Assignment: Please state how many lines of the records hold the string "heading", giving nothing but the number.

Data extract:

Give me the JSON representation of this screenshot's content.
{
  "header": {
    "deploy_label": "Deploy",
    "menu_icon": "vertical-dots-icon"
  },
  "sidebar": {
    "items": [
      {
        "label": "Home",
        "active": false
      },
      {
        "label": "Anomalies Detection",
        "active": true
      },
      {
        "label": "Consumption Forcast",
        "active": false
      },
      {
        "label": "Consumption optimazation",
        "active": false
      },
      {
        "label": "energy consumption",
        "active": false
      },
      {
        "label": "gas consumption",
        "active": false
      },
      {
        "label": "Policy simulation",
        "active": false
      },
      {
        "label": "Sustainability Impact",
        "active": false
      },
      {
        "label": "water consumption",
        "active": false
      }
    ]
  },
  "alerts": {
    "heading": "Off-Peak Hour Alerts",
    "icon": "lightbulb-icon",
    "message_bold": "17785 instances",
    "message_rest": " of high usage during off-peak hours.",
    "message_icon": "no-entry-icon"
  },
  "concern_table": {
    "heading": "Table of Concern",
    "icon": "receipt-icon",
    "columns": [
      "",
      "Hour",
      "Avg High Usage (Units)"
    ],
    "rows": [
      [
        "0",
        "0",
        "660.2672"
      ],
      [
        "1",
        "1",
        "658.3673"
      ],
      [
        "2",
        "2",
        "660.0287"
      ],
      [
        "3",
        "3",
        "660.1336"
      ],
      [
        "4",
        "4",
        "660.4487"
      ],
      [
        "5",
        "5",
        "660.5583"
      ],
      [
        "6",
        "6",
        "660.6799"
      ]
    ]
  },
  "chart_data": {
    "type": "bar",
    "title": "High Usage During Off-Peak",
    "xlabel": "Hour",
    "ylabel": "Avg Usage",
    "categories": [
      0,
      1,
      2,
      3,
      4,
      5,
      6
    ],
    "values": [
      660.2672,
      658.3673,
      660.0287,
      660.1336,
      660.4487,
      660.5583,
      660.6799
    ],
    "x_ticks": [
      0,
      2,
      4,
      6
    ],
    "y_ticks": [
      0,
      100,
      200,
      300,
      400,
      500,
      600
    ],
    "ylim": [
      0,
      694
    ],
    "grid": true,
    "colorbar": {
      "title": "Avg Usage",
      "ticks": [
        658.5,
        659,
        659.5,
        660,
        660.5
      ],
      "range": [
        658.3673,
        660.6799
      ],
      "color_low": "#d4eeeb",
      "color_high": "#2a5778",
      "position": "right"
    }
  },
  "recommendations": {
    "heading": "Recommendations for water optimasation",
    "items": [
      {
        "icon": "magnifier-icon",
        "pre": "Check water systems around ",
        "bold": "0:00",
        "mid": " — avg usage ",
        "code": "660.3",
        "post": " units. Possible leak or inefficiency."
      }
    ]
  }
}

Task solution: 3